= TASK STATEMENT =
Return, from the material below, each line in which "JSON" occurs.
:: DATA EXTRACT ::
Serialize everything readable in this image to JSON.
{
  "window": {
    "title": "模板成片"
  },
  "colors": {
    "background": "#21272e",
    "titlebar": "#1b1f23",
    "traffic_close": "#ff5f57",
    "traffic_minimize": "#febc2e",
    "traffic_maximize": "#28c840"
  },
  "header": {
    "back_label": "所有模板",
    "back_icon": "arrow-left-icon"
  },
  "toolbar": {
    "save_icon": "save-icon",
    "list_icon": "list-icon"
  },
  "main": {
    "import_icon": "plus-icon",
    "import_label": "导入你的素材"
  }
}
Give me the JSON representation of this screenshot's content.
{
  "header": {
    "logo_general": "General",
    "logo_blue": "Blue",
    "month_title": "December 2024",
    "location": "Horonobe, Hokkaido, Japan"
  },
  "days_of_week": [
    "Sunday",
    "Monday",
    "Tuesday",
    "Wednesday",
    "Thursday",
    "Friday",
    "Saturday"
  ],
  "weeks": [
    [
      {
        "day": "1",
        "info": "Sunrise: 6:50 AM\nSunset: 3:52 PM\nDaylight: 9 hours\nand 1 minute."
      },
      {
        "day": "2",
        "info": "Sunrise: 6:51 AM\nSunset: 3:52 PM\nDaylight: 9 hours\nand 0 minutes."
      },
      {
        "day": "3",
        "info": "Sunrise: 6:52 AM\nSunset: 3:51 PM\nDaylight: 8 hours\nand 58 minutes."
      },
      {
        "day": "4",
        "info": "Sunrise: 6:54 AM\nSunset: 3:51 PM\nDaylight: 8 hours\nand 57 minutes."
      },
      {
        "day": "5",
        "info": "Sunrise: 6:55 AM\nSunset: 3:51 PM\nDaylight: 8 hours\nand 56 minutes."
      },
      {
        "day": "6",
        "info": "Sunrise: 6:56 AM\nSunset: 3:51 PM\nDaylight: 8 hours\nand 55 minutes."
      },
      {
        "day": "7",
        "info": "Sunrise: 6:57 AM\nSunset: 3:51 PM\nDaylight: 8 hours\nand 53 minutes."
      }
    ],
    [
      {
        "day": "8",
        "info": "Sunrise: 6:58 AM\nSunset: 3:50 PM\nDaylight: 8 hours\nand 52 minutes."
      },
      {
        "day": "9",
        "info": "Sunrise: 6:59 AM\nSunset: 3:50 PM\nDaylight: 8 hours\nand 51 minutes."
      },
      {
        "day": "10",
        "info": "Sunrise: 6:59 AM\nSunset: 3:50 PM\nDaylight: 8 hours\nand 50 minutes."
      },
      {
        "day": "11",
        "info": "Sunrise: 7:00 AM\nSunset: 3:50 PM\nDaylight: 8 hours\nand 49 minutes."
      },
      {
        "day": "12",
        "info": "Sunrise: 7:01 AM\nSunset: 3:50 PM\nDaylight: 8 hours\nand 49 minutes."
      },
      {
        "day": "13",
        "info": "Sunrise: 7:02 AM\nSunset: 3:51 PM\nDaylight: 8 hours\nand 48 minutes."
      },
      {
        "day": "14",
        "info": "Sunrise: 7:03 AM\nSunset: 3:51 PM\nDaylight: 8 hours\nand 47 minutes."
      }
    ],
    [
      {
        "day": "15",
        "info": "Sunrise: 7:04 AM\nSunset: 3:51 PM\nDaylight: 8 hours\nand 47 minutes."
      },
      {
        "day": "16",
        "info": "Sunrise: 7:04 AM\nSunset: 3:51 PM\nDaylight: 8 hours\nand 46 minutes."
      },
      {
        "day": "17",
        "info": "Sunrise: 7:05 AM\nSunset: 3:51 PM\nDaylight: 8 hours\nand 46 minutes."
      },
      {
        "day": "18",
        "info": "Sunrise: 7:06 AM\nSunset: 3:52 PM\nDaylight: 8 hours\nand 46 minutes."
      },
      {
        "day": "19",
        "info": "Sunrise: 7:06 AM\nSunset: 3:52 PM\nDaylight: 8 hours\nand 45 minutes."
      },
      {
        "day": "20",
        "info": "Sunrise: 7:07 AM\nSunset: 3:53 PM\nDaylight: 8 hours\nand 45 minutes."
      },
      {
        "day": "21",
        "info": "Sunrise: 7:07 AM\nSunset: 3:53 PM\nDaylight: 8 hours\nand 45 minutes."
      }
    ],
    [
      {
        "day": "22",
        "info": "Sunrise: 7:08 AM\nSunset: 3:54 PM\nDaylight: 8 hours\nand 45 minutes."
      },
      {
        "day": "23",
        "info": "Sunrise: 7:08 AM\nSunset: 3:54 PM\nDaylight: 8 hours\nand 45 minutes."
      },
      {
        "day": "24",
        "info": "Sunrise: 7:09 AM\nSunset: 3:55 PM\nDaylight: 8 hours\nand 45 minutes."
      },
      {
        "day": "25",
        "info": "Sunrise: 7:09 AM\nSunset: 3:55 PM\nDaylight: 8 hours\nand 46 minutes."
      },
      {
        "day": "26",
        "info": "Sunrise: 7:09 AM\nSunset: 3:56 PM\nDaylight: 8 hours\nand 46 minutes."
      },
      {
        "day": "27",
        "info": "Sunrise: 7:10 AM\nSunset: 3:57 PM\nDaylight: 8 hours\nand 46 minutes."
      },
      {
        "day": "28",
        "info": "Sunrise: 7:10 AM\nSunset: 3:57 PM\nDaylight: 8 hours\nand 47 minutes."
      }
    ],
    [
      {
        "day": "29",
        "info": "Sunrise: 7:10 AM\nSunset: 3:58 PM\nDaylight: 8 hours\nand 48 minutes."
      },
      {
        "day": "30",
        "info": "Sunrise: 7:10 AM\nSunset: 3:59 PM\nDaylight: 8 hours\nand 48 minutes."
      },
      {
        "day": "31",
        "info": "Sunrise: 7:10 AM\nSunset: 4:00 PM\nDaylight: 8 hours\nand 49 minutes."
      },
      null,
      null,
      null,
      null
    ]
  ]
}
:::
= TASK ANSWER =
Serialize everything readable in this image to JSON.
Give me the JSON representation of this screenshot's content.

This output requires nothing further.